Brazilian leaders called for a major investigation into McDonald’s, citing a pattern of what they felt was illegal behavior undercutting Brazil’s workers and economy. Leonardo Mendoca, a labor prosecutor in Brazil, announced a task force that will investigate allegations of labor law violations by McDonald’s throughout their country. Any findings could find the fast-food giant in breach of a national accord it signed in 2013, where they pledged to respect Brazil’s labor laws.
“McDonald’s is one of the most recognized brands around the world, and this hearing makes clear that its corrosive business model spans the globe as well,” said Sen. Paulo Paim, chairman of the Human Rights and Participative Legislation Committee in the Brazilian Federal Senate, in a statement. “Brazil can be the country that leads the way in holding this company accountable. Let this hearing mark a moment where governments around the world join together to demand that global companies like McDonald’s do better by workers and the public as a whole.” Paim called the hearing last week.
Members of Brazil’s Congress Carlos Zarattini and Antonio Carlos Mendes Thame spoke in favor of reopening the Parliamentary Commission of Inquiry into slave labor to investigate the alleged poor working conditions at McDonald’s.
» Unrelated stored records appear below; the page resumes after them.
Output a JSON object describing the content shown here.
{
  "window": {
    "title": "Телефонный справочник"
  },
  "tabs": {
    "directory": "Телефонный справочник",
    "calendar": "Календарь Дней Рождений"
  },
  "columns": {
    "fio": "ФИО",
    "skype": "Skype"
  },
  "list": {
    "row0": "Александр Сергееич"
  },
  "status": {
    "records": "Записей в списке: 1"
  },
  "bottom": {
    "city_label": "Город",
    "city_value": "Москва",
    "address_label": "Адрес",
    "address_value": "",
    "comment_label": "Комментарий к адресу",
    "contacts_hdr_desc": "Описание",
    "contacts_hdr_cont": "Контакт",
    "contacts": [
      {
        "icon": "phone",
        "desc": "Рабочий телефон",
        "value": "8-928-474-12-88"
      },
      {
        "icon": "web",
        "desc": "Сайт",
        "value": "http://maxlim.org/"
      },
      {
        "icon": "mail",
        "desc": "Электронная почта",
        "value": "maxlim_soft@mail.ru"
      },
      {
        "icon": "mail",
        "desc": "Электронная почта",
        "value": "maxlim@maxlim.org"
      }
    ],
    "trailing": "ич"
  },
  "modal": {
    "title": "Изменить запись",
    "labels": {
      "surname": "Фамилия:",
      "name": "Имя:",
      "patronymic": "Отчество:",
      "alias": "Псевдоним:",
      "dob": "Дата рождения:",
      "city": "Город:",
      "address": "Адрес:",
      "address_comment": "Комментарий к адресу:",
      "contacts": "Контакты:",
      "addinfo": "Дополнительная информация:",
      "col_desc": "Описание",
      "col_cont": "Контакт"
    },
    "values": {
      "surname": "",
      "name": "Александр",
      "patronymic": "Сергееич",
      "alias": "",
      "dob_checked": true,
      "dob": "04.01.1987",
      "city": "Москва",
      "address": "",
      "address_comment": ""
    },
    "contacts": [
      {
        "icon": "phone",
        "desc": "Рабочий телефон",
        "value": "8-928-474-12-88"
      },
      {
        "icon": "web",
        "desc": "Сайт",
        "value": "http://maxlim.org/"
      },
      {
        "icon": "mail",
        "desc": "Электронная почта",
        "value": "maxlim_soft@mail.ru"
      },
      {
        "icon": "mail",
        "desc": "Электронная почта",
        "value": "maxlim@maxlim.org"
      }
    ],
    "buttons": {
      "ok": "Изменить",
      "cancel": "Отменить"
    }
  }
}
The hearing drew attendees from 20 different countries, with the Fight for $15’s global campaign to make McDonald’s accountable for working conditions reaching a fever pitch. There was testimony on the alleged mistreatment of workers around the world, including working violations, low wages, tax avoidance and alleged abusive business practices.
“The verdict of today’s hearing is clear: No company is more responsible than McDonald’s for driving a global race to the bottom,” said Scott Courtney, assistant to the president at the Service Employees International Union, in a statement. “McDonald’s has pioneered and perfected a brand of ‘cannibal capitalism’ that chews up and spits out the very people and communities that it needs in order to be successful in the long term. It is unsustainable from a business perspective, but more importantly it is morally wrong.”
The fight for workers’ rights and a living wage started in New York, but it has spread nationally and globally. In late July, the New York State Wage Board recommended to Gov. Andrew Cuomo that the state raise the minimum wage for fast-food workers to $15.